Provided information:
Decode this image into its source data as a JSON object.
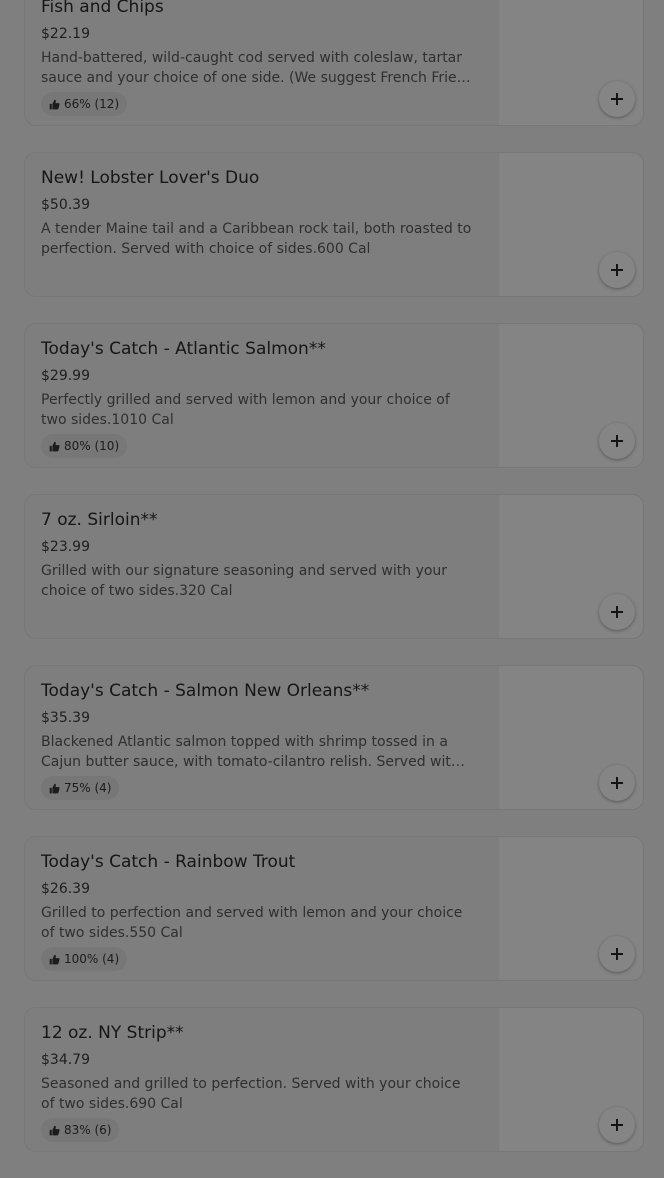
{
  "menu": {
    "items": [
      {
        "title": "Fish and Chips",
        "price": "$22.19",
        "description": "Hand-battered, wild-caught cod served with coleslaw, tartar sauce and your choice of one side. (We suggest French Fries as...",
        "rating": "66% (12)"
      },
      {
        "title": "New! Lobster Lover's Duo",
        "price": "$50.39",
        "description": "A tender Maine tail and a Caribbean rock tail, both roasted to perfection. Served with choice of sides.600 Cal",
        "rating": ""
      },
      {
        "title": "Today's Catch - Atlantic Salmon**",
        "price": "$29.99",
        "description": "Perfectly grilled and served with lemon and your choice of two sides.1010 Cal",
        "rating": "80% (10)"
      },
      {
        "title": "7 oz. Sirloin**",
        "price": "$23.99",
        "description": "Grilled with our signature seasoning and served with your choice of two sides.320 Cal",
        "rating": ""
      },
      {
        "title": "Today's Catch - Salmon New Orleans**",
        "price": "$35.39",
        "description": "Blackened Atlantic salmon topped with shrimp tossed in a Cajun butter sauce, with tomato-cilantro relish. Served with lemon and...",
        "rating": "75% (4)"
      },
      {
        "title": "Today's Catch - Rainbow Trout",
        "price": "$26.39",
        "description": "Grilled to perfection and served with lemon and your choice of two sides.550 Cal",
        "rating": "100% (4)"
      },
      {
        "title": "12 oz. NY Strip**",
        "price": "$34.79",
        "description": "Seasoned and grilled to perfection. Served with your choice of two sides.690 Cal",
        "rating": "83% (6)"
      }
    ]
  },
  "icons": {
    "rating": "thumbs-up-icon",
    "add": "plus-icon"
  }
}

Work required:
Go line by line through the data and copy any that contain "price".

Reply to the task:
        "price": "$22.19",
        "price": "$50.39",
        "price": "$29.99",
        "price": "$23.99",
        "price": "$35.39",
        "price": "$26.39",
        "price": "$34.79",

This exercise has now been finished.